Data to process
.....
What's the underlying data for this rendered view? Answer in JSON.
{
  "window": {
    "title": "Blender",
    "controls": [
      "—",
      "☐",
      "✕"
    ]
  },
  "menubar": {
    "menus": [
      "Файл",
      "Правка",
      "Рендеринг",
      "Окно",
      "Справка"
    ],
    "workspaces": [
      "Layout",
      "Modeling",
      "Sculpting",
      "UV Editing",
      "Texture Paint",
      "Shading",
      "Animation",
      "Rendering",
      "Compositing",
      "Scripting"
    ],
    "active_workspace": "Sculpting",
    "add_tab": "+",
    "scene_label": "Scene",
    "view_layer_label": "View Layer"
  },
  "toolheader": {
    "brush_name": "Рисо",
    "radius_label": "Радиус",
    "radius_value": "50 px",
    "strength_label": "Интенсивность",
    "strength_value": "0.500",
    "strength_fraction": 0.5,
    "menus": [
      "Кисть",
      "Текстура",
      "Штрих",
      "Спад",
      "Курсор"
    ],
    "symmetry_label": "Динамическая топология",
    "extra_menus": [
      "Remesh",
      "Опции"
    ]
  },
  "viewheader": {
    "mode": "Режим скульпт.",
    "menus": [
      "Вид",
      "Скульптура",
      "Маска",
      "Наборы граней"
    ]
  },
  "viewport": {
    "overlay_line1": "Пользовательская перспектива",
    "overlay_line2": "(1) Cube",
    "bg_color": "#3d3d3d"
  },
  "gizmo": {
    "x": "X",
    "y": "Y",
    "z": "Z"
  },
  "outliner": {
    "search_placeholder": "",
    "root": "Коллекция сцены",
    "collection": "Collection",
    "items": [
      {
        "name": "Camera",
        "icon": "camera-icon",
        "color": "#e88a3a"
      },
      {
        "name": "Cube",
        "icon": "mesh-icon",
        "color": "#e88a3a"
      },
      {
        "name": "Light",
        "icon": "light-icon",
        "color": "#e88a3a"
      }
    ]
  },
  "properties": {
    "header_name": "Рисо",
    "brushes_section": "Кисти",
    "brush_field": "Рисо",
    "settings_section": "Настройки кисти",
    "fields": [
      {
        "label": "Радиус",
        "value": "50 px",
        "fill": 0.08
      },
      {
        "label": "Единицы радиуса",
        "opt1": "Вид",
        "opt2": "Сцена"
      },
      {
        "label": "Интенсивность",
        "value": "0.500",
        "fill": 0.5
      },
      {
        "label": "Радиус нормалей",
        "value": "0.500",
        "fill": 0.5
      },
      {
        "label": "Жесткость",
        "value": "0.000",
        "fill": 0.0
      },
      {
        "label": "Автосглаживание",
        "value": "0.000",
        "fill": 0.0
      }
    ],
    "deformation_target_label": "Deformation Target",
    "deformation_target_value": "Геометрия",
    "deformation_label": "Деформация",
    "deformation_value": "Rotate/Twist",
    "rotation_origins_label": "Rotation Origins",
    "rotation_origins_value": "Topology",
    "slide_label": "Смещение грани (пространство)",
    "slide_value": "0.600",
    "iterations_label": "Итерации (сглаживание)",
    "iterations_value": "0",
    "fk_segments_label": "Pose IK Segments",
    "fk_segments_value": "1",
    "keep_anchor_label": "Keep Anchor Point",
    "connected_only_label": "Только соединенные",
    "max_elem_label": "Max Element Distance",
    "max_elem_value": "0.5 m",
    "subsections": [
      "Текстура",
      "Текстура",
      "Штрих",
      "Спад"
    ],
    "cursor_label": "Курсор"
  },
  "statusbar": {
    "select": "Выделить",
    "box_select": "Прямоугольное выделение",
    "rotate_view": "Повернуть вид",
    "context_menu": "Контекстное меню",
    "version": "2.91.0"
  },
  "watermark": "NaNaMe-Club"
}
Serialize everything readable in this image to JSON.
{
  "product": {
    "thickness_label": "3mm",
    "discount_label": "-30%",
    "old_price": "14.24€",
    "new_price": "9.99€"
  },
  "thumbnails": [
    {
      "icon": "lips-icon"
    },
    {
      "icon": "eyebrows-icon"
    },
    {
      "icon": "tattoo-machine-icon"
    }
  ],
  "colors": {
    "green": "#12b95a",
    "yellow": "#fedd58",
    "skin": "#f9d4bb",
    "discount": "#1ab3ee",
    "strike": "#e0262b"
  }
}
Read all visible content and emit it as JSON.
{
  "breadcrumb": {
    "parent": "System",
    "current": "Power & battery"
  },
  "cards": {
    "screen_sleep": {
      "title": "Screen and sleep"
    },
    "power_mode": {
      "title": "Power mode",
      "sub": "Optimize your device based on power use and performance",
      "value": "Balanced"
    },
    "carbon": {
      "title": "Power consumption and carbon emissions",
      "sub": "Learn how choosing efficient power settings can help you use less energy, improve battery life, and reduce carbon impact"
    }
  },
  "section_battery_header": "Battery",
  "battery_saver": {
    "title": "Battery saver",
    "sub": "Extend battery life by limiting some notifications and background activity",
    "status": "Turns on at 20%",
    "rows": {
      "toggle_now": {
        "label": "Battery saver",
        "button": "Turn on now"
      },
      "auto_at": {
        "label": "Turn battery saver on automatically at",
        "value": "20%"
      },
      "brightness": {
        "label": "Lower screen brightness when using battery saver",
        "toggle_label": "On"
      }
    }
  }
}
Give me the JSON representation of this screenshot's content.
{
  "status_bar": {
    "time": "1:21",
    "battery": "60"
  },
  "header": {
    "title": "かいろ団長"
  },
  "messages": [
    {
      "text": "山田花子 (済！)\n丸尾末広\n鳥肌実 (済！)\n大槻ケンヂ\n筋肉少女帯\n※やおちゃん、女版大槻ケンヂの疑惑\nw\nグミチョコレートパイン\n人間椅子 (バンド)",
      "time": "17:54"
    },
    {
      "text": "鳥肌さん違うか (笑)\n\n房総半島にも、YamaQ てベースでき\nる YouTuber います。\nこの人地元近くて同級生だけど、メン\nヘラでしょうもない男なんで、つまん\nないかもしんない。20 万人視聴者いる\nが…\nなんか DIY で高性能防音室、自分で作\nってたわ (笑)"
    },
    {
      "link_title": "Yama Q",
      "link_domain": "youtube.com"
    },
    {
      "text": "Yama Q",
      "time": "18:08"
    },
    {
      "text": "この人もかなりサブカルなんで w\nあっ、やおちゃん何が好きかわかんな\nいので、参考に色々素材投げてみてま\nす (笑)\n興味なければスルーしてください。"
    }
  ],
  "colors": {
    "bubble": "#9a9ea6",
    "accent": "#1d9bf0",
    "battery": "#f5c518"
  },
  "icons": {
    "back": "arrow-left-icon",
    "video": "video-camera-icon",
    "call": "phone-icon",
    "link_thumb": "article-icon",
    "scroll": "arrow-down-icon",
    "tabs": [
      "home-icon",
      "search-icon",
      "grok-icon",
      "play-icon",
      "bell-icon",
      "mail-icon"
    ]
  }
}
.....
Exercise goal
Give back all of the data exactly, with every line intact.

Output below
What's the underlying data for this rendered view? Answer in JSON.
{
  "window": {
    "title": "Blender",
    "controls": [
      "—",
      "☐",
      "✕"
    ]
  },
  "menubar": {
    "menus": [
      "Файл",
      "Правка",
      "Рендеринг",
      "Окно",
      "Справка"
    ],
    "workspaces": [
      "Layout",
      "Modeling",
      "Sculpting",
      "UV Editing",
      "Texture Paint",
      "Shading",
      "Animation",
      "Rendering",
      "Compositing",
      "Scripting"
    ],
    "active_workspace": "Sculpting",
    "add_tab": "+",
    "scene_label": "Scene",
    "view_layer_label": "View Layer"
  },
  "toolheader": {
    "brush_name": "Рисо",
    "radius_label": "Радиус",
    "radius_value": "50 px",
    "strength_label": "Интенсивность",
    "strength_value": "0.500",
    "strength_fraction": 0.5,
    "menus": [
      "Кисть",
      "Текстура",
      "Штрих",
      "Спад",
      "Курсор"
    ],
    "symmetry_label": "Динамическая топология",
    "extra_menus": [
      "Remesh",
      "Опции"
    ]
  },
  "viewheader": {
    "mode": "Режим скульпт.",
    "menus": [
      "Вид",
      "Скульптура",
      "Маска",
      "Наборы граней"
    ]
  },
  "viewport": {
    "overlay_line1": "Пользовательская перспектива",
    "overlay_line2": "(1) Cube",
    "bg_color": "#3d3d3d"
  },
  "gizmo": {
    "x": "X",
    "y": "Y",
    "z": "Z"
  },
  "outliner": {
    "search_placeholder": "",
    "root": "Коллекция сцены",
    "collection": "Collection",
    "items": [
      {
        "name": "Camera",
        "icon": "camera-icon",
        "color": "#e88a3a"
      },
      {
        "name": "Cube",
        "icon": "mesh-icon",
        "color": "#e88a3a"
      },
      {
        "name": "Light",
        "icon": "light-icon",
        "color": "#e88a3a"
      }
    ]
  },
  "properties": {
    "header_name": "Рисо",
    "brushes_section": "Кисти",
    "brush_field": "Рисо",
    "settings_section": "Настройки кисти",
    "fields": [
      {
        "label": "Радиус",
        "value": "50 px",
        "fill": 0.08
      },
      {
        "label": "Единицы радиуса",
        "opt1": "Вид",
        "opt2": "Сцена"
      },
      {
        "label": "Интенсивность",
        "value": "0.500",
        "fill": 0.5
      },
      {
        "label": "Радиус нормалей",
        "value": "0.500",
        "fill": 0.5
      },
      {
        "label": "Жесткость",
        "value": "0.000",
        "fill": 0.0
      },
      {
        "label": "Автосглаживание",
        "value": "0.000",
        "fill": 0.0
      }
    ],
    "deformation_target_label": "Deformation Target",
    "deformation_target_value": "Геометрия",
    "deformation_label": "Деформация",
    "deformation_value": "Rotate/Twist",
    "rotation_origins_label": "Rotation Origins",
    "rotation_origins_value": "Topology",
    "slide_label": "Смещение грани (пространство)",
    "slide_value": "0.600",
    "iterations_label": "Итерации (сглаживание)",
    "iterations_value": "0",
    "fk_segments_label": "Pose IK Segments",
    "fk_segments_value": "1",
    "keep_anchor_label": "Keep Anchor Point",
    "connected_only_label": "Только соединенные",
    "max_elem_label": "Max Element Distance",
    "max_elem_value": "0.5 m",
    "subsections": [
      "Текстура",
      "Текстура",
      "Штрих",
      "Спад"
    ],
    "cursor_label": "Курсор"
  },
  "statusbar": {
    "select": "Выделить",
    "box_select": "Прямоугольное выделение",
    "rotate_view": "Повернуть вид",
    "context_menu": "Контекстное меню",
    "version": "2.91.0"
  },
  "watermark": "NaNaMe-Club"
}
Serialize everything readable in this image to JSON.
{
  "product": {
    "thickness_label": "3mm",
    "discount_label": "-30%",
    "old_price": "14.24€",
    "new_price": "9.99€"
  },
  "thumbnails": [
    {
      "icon": "lips-icon"
    },
    {
      "icon": "eyebrows-icon"
    },
    {
      "icon": "tattoo-machine-icon"
    }
  ],
  "colors": {
    "green": "#12b95a",
    "yellow": "#fedd58",
    "skin": "#f9d4bb",
    "discount": "#1ab3ee",
    "strike": "#e0262b"
  }
}
Read all visible content and emit it as JSON.
{
  "breadcrumb": {
    "parent": "System",
    "current": "Power & battery"
  },
  "cards": {
    "screen_sleep": {
      "title": "Screen and sleep"
    },
    "power_mode": {
      "title": "Power mode",
      "sub": "Optimize your device based on power use and performance",
      "value": "Balanced"
    },
    "carbon": {
      "title": "Power consumption and carbon emissions",
      "sub": "Learn how choosing efficient power settings can help you use less energy, improve battery life, and reduce carbon impact"
    }
  },
  "section_battery_header": "Battery",
  "battery_saver": {
    "title": "Battery saver",
    "sub": "Extend battery life by limiting some notifications and background activity",
    "status": "Turns on at 20%",
    "rows": {
      "toggle_now": {
        "label": "Battery saver",
        "button": "Turn on now"
      },
      "auto_at": {
        "label": "Turn battery saver on automatically at",
        "value": "20%"
      },
      "brightness": {
        "label": "Lower screen brightness when using battery saver",
        "toggle_label": "On"
      }
    }
  }
}
Give me the JSON representation of this screenshot's content.
{
  "status_bar": {
    "time": "1:21",
    "battery": "60"
  },
  "header": {
    "title": "かいろ団長"
  },
  "messages": [
    {
      "text": "山田花子 (済！)\n丸尾末広\n鳥肌実 (済！)\n大槻ケンヂ\n筋肉少女帯\n※やおちゃん、女版大槻ケンヂの疑惑\nw\nグミチョコレートパイン\n人間椅子 (バンド)",
      "time": "17:54"
    },
    {
      "text": "鳥肌さん違うか (笑)\n\n房総半島にも、YamaQ てベースでき\nる YouTuber います。\nこの人地元近くて同級生だけど、メン\nヘラでしょうもない男なんで、つまん\nないかもしんない。20 万人視聴者いる\nが…\nなんか DIY で高性能防音室、自分で作\nってたわ (笑)"
    },
    {
      "link_title": "Yama Q",
      "link_domain": "youtube.com"
    },
    {
      "text": "Yama Q",
      "time": "18:08"
    },
    {
      "text": "この人もかなりサブカルなんで w\nあっ、やおちゃん何が好きかわかんな\nいので、参考に色々素材投げてみてま\nす (笑)\n興味なければスルーしてください。"
    }
  ],
  "colors": {
    "bubble": "#9a9ea6",
    "accent": "#1d9bf0",
    "battery": "#f5c518"
  },
  "icons": {
    "back": "arrow-left-icon",
    "video": "video-camera-icon",
    "call": "phone-icon",
    "link_thumb": "article-icon",
    "scroll": "arrow-down-icon",
    "tabs": [
      "home-icon",
      "search-icon",
      "grok-icon",
      "play-icon",
      "bell-icon",
      "mail-icon"
    ]
  }
}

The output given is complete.